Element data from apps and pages
/---

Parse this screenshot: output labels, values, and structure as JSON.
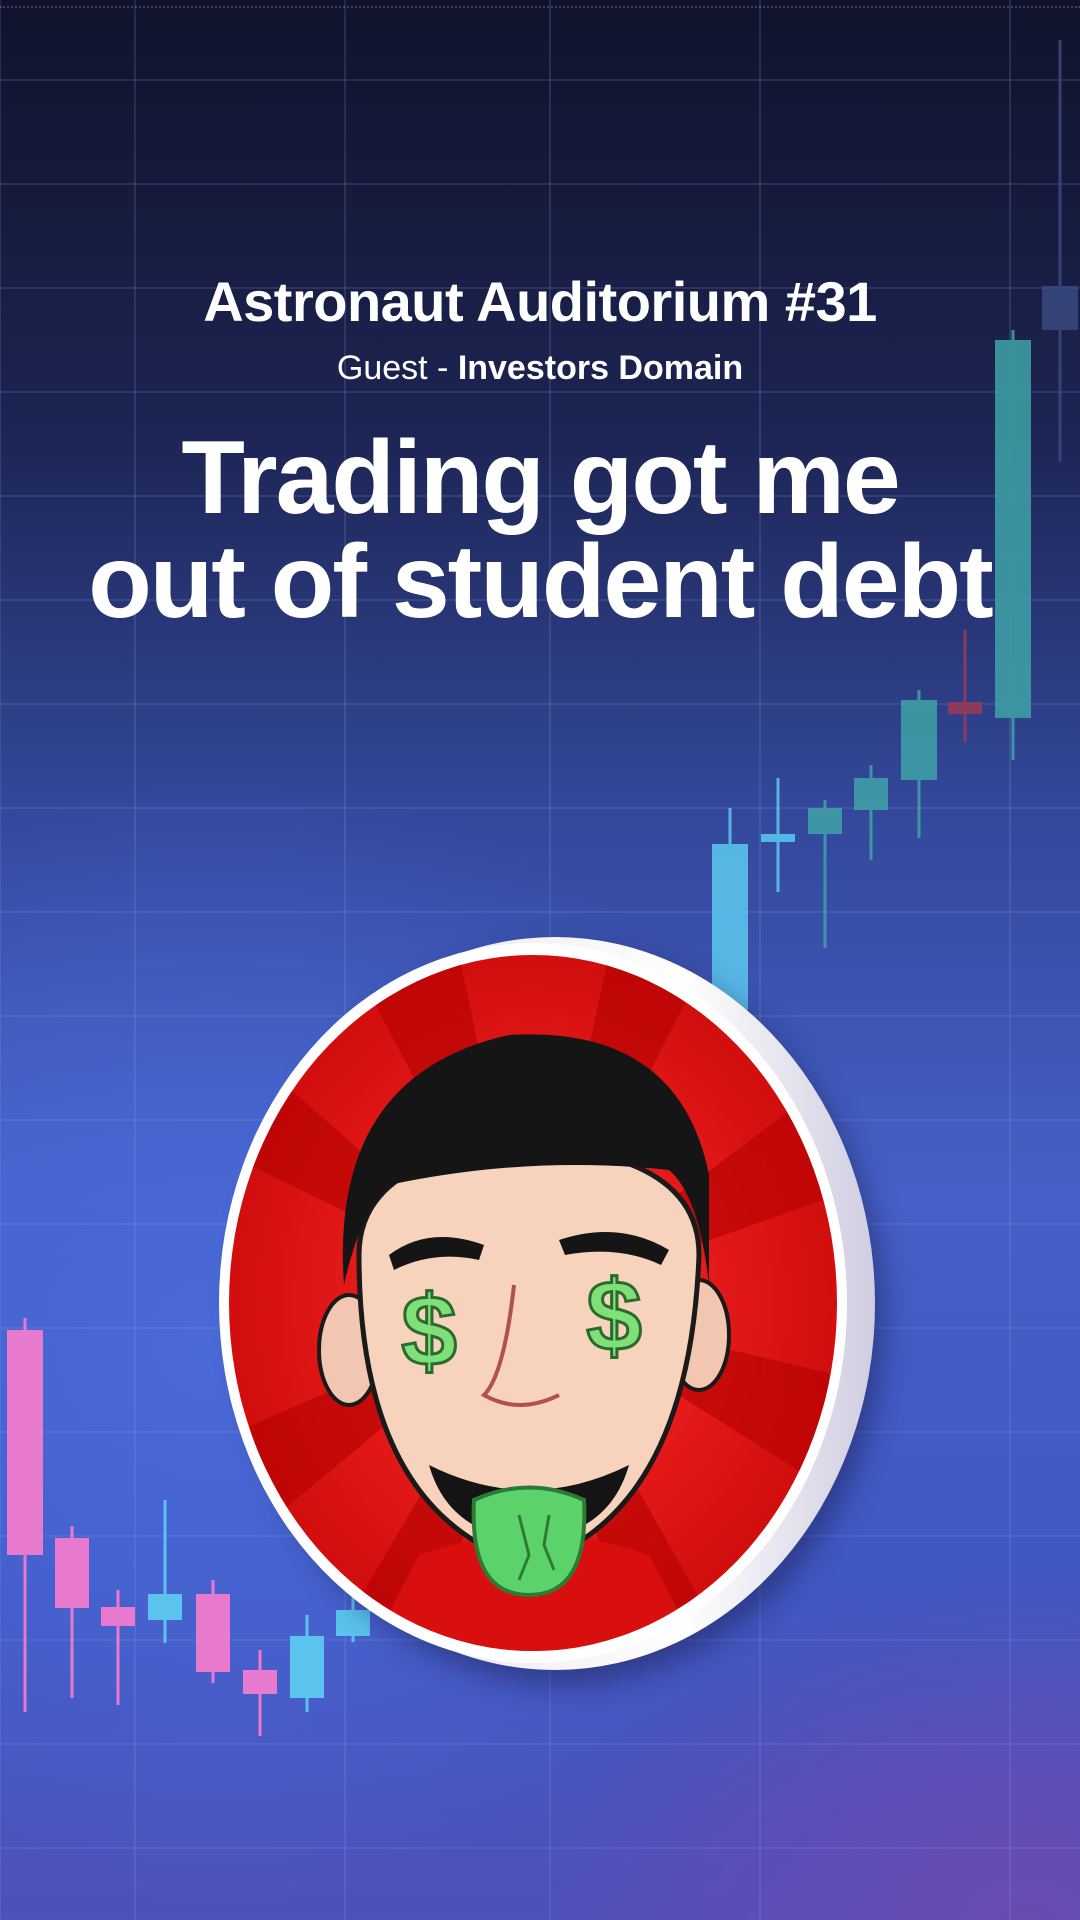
{
  "header": {
    "episode_title": "Astronaut Auditorium #31",
    "guest_label": "Guest - ",
    "guest_name": "Investors Domain"
  },
  "headline": {
    "line1": "Trading got me",
    "line2": "out of student debt"
  },
  "avatar": {
    "icon": "cartoon-face-money-eyes"
  },
  "colors": {
    "bullish_pink": "#f07ccf",
    "bullish_cyan": "#5cc9f0",
    "teal": "#3fa3a8",
    "dark_red": "#9c3a55",
    "coin_red": "#e01010"
  }
}
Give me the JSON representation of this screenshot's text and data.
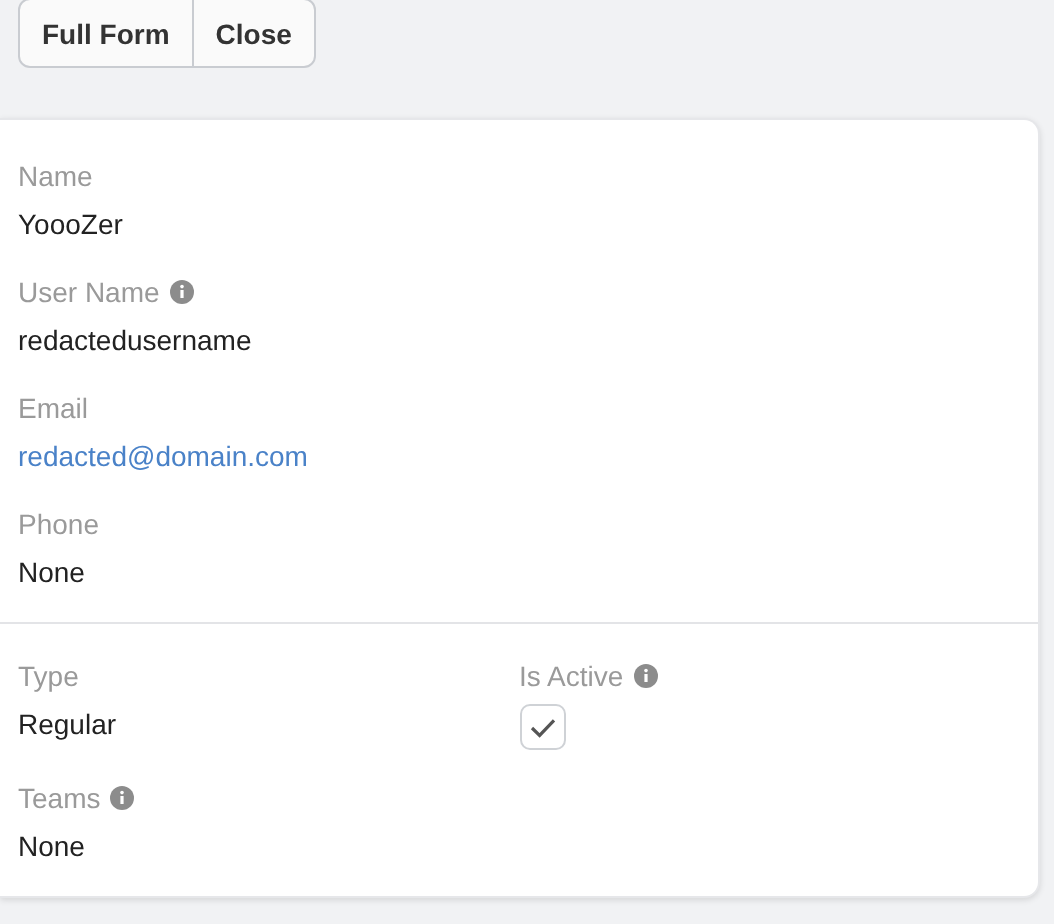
{
  "buttons": [
    "Full Form",
    "Close"
  ],
  "sections": [
    {
      "fields": [
        {
          "kind": "text",
          "label": "Name",
          "info": false,
          "value": "YoooZer"
        },
        {
          "kind": "text",
          "label": "User Name",
          "info": true,
          "value": "redactedusername"
        },
        {
          "kind": "link",
          "label": "Email",
          "info": false,
          "value": "redacted@domain.com"
        },
        {
          "kind": "text",
          "label": "Phone",
          "info": false,
          "value": "None"
        }
      ]
    },
    {
      "fields": [
        {
          "kind": "text",
          "label": "Type",
          "info": false,
          "value": "Regular"
        },
        {
          "kind": "checkbox",
          "label": "Is Active",
          "info": true,
          "checked": true
        },
        {
          "kind": "text",
          "label": "Teams",
          "info": true,
          "value": "None"
        }
      ]
    }
  ]
}
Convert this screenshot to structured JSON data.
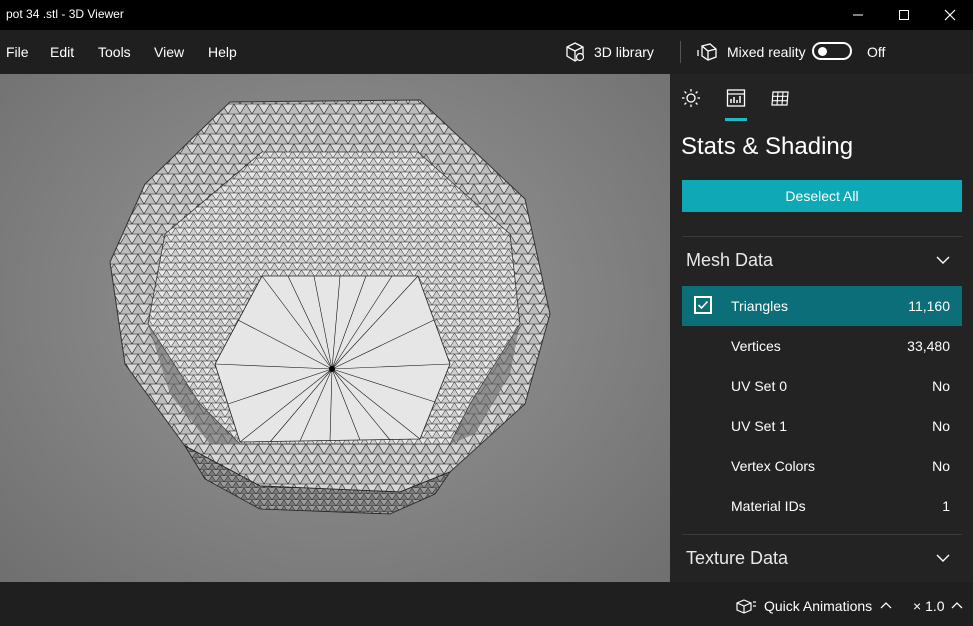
{
  "window": {
    "title": "pot 34 .stl - 3D Viewer"
  },
  "menu": {
    "items": [
      "File",
      "Edit",
      "Tools",
      "View",
      "Help"
    ]
  },
  "toolbar": {
    "library_label": "3D library",
    "mixed_reality_label": "Mixed reality",
    "mixed_reality_state": "Off"
  },
  "panel": {
    "tabs": [
      {
        "icon": "sun-icon",
        "label": "Environment"
      },
      {
        "icon": "stats-icon",
        "label": "Stats & Shading"
      },
      {
        "icon": "grid-icon",
        "label": "Grid"
      }
    ],
    "active_tab": 1,
    "title": "Stats & Shading",
    "deselect_label": "Deselect All",
    "mesh_section": "Mesh Data",
    "rows": [
      {
        "label": "Triangles",
        "value": "11,160",
        "checked": true
      },
      {
        "label": "Vertices",
        "value": "33,480"
      },
      {
        "label": "UV Set 0",
        "value": "No"
      },
      {
        "label": "UV Set 1",
        "value": "No"
      },
      {
        "label": "Vertex Colors",
        "value": "No"
      },
      {
        "label": "Material IDs",
        "value": "1"
      }
    ],
    "texture_section": "Texture Data"
  },
  "statusbar": {
    "quick_animations": "Quick Animations",
    "zoom": "× 1.0"
  },
  "colors": {
    "accent": "#0fa8b7",
    "selected_row": "#0c6e78",
    "background": "#1f1f1f"
  }
}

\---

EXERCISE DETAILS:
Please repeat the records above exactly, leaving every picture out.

WRITTEN REPLY:
Parse this screenshot: output labels, values, and structure as JSON.
{
  "header": {
    "episode_title": "Astronaut Auditorium #31",
    "guest_label": "Guest - ",
    "guest_name": "Investors Domain"
  },
  "headline": {
    "line1": "Trading got me",
    "line2": "out of student debt"
  },
  "avatar": {
    "icon": "cartoon-face-money-eyes"
  },
  "colors": {
    "bullish_pink": "#f07ccf",
    "bullish_cyan": "#5cc9f0",
    "teal": "#3fa3a8",
    "dark_red": "#9c3a55",
    "coin_red": "#e01010"
  }
}
Give me the JSON representation of this screenshot's text and data.
{
  "buttons": [
    "Full Form",
    "Close"
  ],
  "sections": [
    {
      "fields": [
        {
          "kind": "text",
          "label": "Name",
          "info": false,
          "value": "YoooZer"
        },
        {
          "kind": "text",
          "label": "User Name",
          "info": true,
          "value": "redactedusername"
        },
        {
          "kind": "link",
          "label": "Email",
          "info": false,
          "value": "redacted@domain.com"
        },
        {
          "kind": "text",
          "label": "Phone",
          "info": false,
          "value": "None"
        }
      ]
    },
    {
      "fields": [
        {
          "kind": "text",
          "label": "Type",
          "info": false,
          "value": "Regular"
        },
        {
          "kind": "checkbox",
          "label": "Is Active",
          "info": true,
          "checked": true
        },
        {
          "kind": "text",
          "label": "Teams",
          "info": true,
          "value": "None"
        }
      ]
    }
  ]
}
Convert this screenshot to structured JSON data.
{
  "window": {
    "title": "pot 34 .stl - 3D Viewer"
  },
  "menu": {
    "items": [
      "File",
      "Edit",
      "Tools",
      "View",
      "Help"
    ]
  },
  "toolbar": {
    "library_label": "3D library",
    "mixed_reality_label": "Mixed reality",
    "mixed_reality_state": "Off"
  },
  "panel": {
    "tabs": [
      {
        "icon": "sun-icon",
        "label": "Environment"
      },
      {
        "icon": "stats-icon",
        "label": "Stats & Shading"
      },
      {
        "icon": "grid-icon",
        "label": "Grid"
      }
    ],
    "active_tab": 1,
    "title": "Stats & Shading",
    "deselect_label": "Deselect All",
    "mesh_section": "Mesh Data",
    "rows": [
      {
        "label": "Triangles",
        "value": "11,160",
        "checked": true
      },
      {
        "label": "Vertices",
        "value": "33,480"
      },
      {
        "label": "UV Set 0",
        "value": "No"
      },
      {
        "label": "UV Set 1",
        "value": "No"
      },
      {
        "label": "Vertex Colors",
        "value": "No"
      },
      {
        "label": "Material IDs",
        "value": "1"
      }
    ],
    "texture_section": "Texture Data"
  },
  "statusbar": {
    "quick_animations": "Quick Animations",
    "zoom": "× 1.0"
  },
  "colors": {
    "accent": "#0fa8b7",
    "selected_row": "#0c6e78",
    "background": "#1f1f1f"
  }
}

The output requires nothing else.